The team produced My Universe in UE4.26 but they recently tested the same Volume capture data with UE427 and they have the same issues with Sequencer, unfortunately in the new version. Ingenuity Studios, in particular, are huge fans of Unreal, they use it a lot and yet they are still keen to see it go further in being able to be used on highly complex productions such as this. A particular aspect the team is keen to encourage Epic to develop is some procedural control for versioning with universal timecode. Grant explains that, in his opinion, this is the biggest problem that they have with Unreal. “It’s not procedural in nature. If we were in Houdini, you’d have that master scene and you could have transforms for every shot (allowing shot-specific adjustment) and thus you could do shots specific overrides for where the camera is – with constant time code for the whole shoot.” He loves Unreal and yet he dreams of having the ability to say to a client ‘here are three options’. “And I can save these three options and come back to them later !”.

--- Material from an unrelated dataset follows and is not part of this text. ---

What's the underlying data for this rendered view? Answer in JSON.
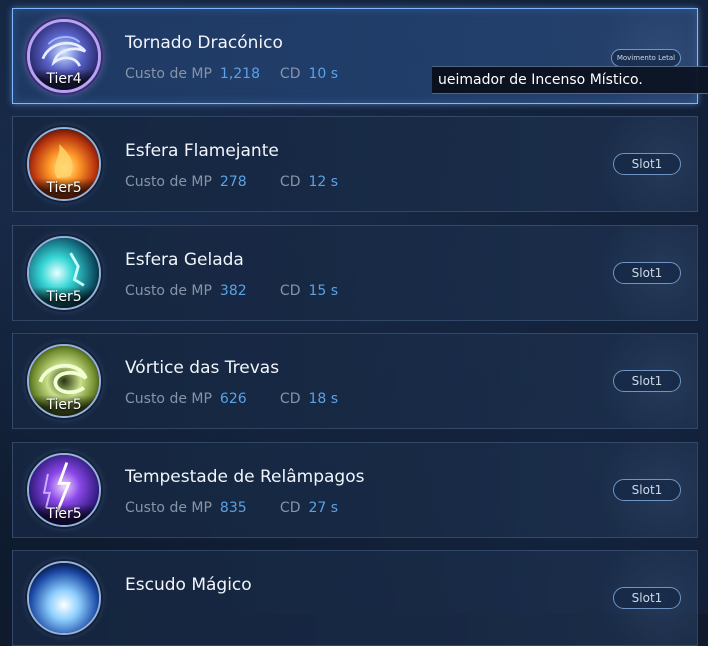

Colour grading and integrating
As the data from the capture is a solid 3D object, it can have some relighting, but the process is not designed to be fully relightable, since any lighting that is added is effectively on top of the lighting of the volume. Unlike a Light Stage Volumetric capture, there is no separate polarized diffuse and specular passes.
What is possible is to cast very accurate shadows, since unlike a video card or layer, the musicians were solid forms. Another very useful aspect that naturally follows is that any smoke or mist simulation will flow naturally around the character. So while nothing could be ‘attached’ to the captured people, since their geometry was not temporally stable, an actor could be made to look as if they were moving through a stack of ping pong balls or indeed water, if correctly simulated.
AMAI also contributed character animation shots.
Additionally, for the film clip, the following companies contributed major shots.
VFX Producer – Philippe Lépine
VFX Producer – Camille Gibrat
BUF crafted the full CG intro and outro sequences as well as the spaceship’s interior shots. The team shared the scope of their work between our Paris and Montreal teams.
VFX Supervisor – Erik Gagnon
VFX Producer – Emilie Debiasi
RodeoFX VFX team was involved from shooting to delivery. In addition to creating the special effects, Erik Gagnon, VFX supervisor at RodeoFX, worked closely with director Dave Meyers on set in Barcelona. RodeoFX created the entire environment of the planet ‘Floris’, the one on which Coldplay performs. In order to create this universe, their team numbered over 30 artists.
Creative Director – Marti Romances
Executive Producer – Lyniel Dao
Producer – Ari Ali
Territory Studio was tasked with designing the UI and communication systems for My Universe, building uniquely refined UI, holograms, and graphical elements featured throughout the promo. The multitask brief required design and animation of menus and HUD systems for the spaceship interior, the drone POVs of different galactic planets, VFX transitions teleporting band members from one planet to another, as well as titling and text elements.